Developments in technology and aerodynamics over the years have made the typical car a lot quieter than it used to be. This trend is becoming even more noticeable as manufacturers move increasingly toward hybrid and electric drivetrains. As the quieter car develops, more attention is being paid to passenger experience and the noise caused by other elements. How is this affecting the tyres on your car?
With quieter engines and less wind resistance, you can easily conduct a normal conversation in the modern-day car. Yet road noise can remain an issue. This is especially the case if you're using older tyres that may not have been manufactured according to the latest innovations.
Tyre manufacturers have been looking into ways to adapt the design of these covers so that they are effectively quieter, without compromising performance or safety. Some of the elements the manufacturers look at include 'rolling resistance,' which directly affects traction, friction and therefore noise. That low-pitched humming sound that you hear as you're driving along could well be caused by the friction of the tyres as they meet the paved surface.
In order to address this issue, manufacturers are implementing techniques to address tyre cavity resonance. This resonance is caused when the air that is inside the tyre itself vibrates as the car travels along the road. To fix this issue, tyre manufacturers have added a special treatment to the interior wall of the tyre itself. They have added polyurethane foam to that inner surface, which has been shown to reduce the amount of resonance within the cavity. Tests have shown that the peak vibration can be considerably reduced by this polyurethane foam, which in turn translates into noise reduction in the interior passenger compartment of the car.
The manufacturers have also developed this technology so that it is stable over the entire life of the tyre, does not add any appreciable weight to the cover (thereby affecting fuel consumption) and does not impact overall speed. It is suitable for any type of tyre and is cost-effective in terms of your purchase price when buying a new set.
More Developments Coming
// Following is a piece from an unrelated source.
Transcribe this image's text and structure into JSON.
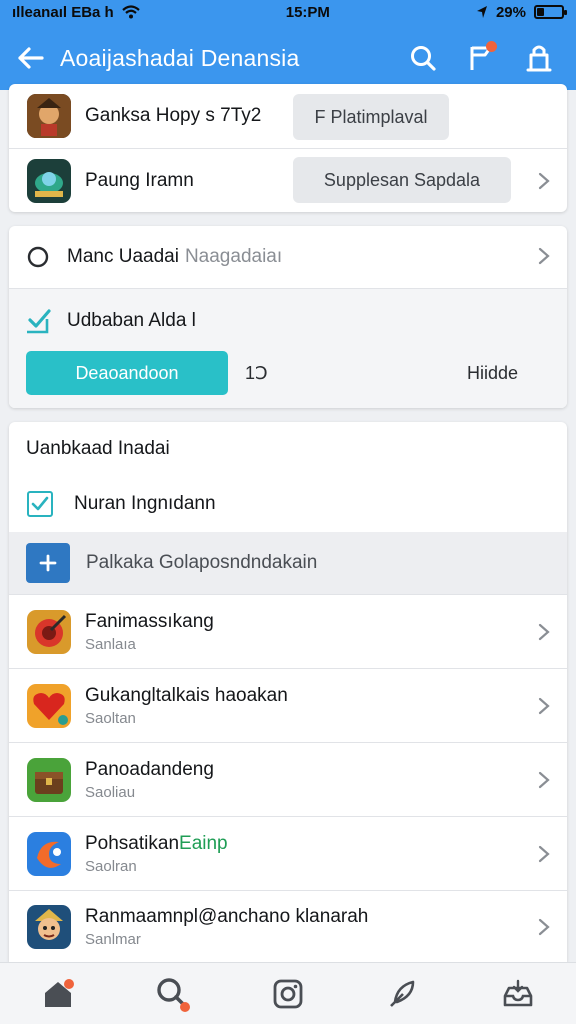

This type of technology is still in its infancy and there are a number of other options on the drawing board in the tyre manufacturer laboratories. Expect to hear less and less of your car as you're driving along in the future.Share
31 October 2016